By Ramon Wilson
13. Finishing
3. Cder

Time to strip the engine down....and start prepping for painting.

All the parts and particularly the previously primed parts were washed in a very hot solution of water and 'Citri-Cleen' a very efficient biodegradeble degreaser to ensure no traces of oil were left in the primed surfaces.

Then the fun bit - masking up.

Time was, masking was considered a real pain, something to be got over as quick as possible so that painting could begin. Then, after returning some time back to some serious plastic modelling it soon became clear that the masking is actually the important bit. Getting that right is worth all the effort, the act of the painting itself is the minor part,to a degree that is - well that's how it's perceived now and masking is no longer the chore it used to be.

One thing I did find here though was it's much easier to cut the masking tape around an outline using a fine file than a scalpel. This proved much quicker and left a far more consistent edge.

Some of the parts were used as simple masks too, the over spray being cleaned off with thinner before they too were primed separately.
Three good coats were applied, the first two being rubbed down with very fine scotch brite and the last smoothed using a 'microfibre' polishing cloth. These were left for a couple of days before the top coat was applied. The copper/brass parts in the background had self etch primer thinly applied using a brush. These too were left to allow the etch to really get a grip - apparently if a top coat is applied too soon the etching action ceases.
The small blocks are a carry over from plastic modelling. Small pieces of white faced particle board are ideal for this and with the parts held in place with Blue Tack or similar, make handling so much easier.
To edge the flywheel pit 'bricks' were made from MDF board which is also what was used for the 'stone' plinth. The edge of a piece of board was sanded to a suitable section on the two 'as seen' faces then cut off on the band saw. Treated gently as it easily snaps in thin sections the inner face was sanded smooth then the strips sealed using very thin cellulose 'Sanding Sealer'. This was then cut into brick sized lengths which were milled to length to give a good uniform fit in the rebate.
Once dry fitted they were removed and all given a second coat of sealer before being painted and left ready to fit using PVA glue.

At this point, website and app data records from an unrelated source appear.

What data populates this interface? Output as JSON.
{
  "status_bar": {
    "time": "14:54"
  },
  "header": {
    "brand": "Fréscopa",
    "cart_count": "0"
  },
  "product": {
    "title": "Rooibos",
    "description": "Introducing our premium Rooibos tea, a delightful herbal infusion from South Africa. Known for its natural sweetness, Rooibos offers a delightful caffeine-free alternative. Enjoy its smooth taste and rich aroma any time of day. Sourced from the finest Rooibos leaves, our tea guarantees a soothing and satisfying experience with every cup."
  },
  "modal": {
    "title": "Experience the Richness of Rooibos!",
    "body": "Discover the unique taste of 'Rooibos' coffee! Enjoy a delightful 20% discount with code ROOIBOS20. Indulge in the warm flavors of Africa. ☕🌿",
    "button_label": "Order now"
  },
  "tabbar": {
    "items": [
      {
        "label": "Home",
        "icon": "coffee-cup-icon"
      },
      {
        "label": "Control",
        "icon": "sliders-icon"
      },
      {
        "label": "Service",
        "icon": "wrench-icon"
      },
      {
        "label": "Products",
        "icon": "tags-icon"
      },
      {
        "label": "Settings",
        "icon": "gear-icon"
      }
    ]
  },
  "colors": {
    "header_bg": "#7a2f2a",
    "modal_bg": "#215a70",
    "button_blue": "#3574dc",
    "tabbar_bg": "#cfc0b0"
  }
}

The first hint of a warm day and it was time for the top coat. All painting was done using aerosols. Priming including the plinth used about two and a half 300ml cans and the two topcoats just under two cans of the same size.

Again, some masking utilised the parts themselves. The bearings were washed in cellulose thinner to remove the paint.

They need to harden off for at least a couple of days before reassembly. The keen eyed might note that 3-2-1 blocks truly are versatile!
The base as finished and ready to fit those 'bricks'.
The plinth - three layers of 18mm MDF board - is very solid, no glue just four screws hold the layers together. The grooves were cut using a hand saw against a straight edge. Pleased with the colour of the primer the surface will be oiled and left as is. The out rigger bearing plinth has yet to be made as it's thickness will need to be ascertained after the engine is securely bolted in position.
Getting it all back together went reasonably well though there was a hitch getting it to run. Having had it running nicely previously to see it do half a turn and stop at the bottom of the stroke gave cause for concern especially as I couldn't fathom out why the valve kept moving relative to the piston each time. You may recall that the throttle block and valve rocking shaft had to be fettled to get some clearance. Well after tightening the inlet block bolts fully on assembly it moved it enough for it to just catch the rocker shaft and hold it enough to cause the rocking arm lever to move on it's taper. Literally a few strokes of a riffler on the inlet block gave just enough clearance - probably only around a thou or two but a gap is a gap and off it went - phew!

Next up was to get it running again and get some steam oil in to coat the surfaces to prevent the likelihood of rusting. Two good slugs of oil were injected into the clear tube and the engine run until it worked its way through and out the exhaust.

With it all up and running again it was time for the finishing touches - the oilers

The two on the main bearings are 'pseudo' scale like based on some seen in books and do have a small degree of oil flow control. All the others are semi dummies in that they have a hole all the way through to enable oil to be injected but have no cavity to act as a reservoir.

And that was it - a few domed nuts and it was finished.

Next and final time - finished photos and  video.

See Part One here  - Part 2   Part 3   Part 4   Part 5  Part 6   Part 7   Part 8  Part 9 Part 10   Part 11 Part 12   Part 13   Part 14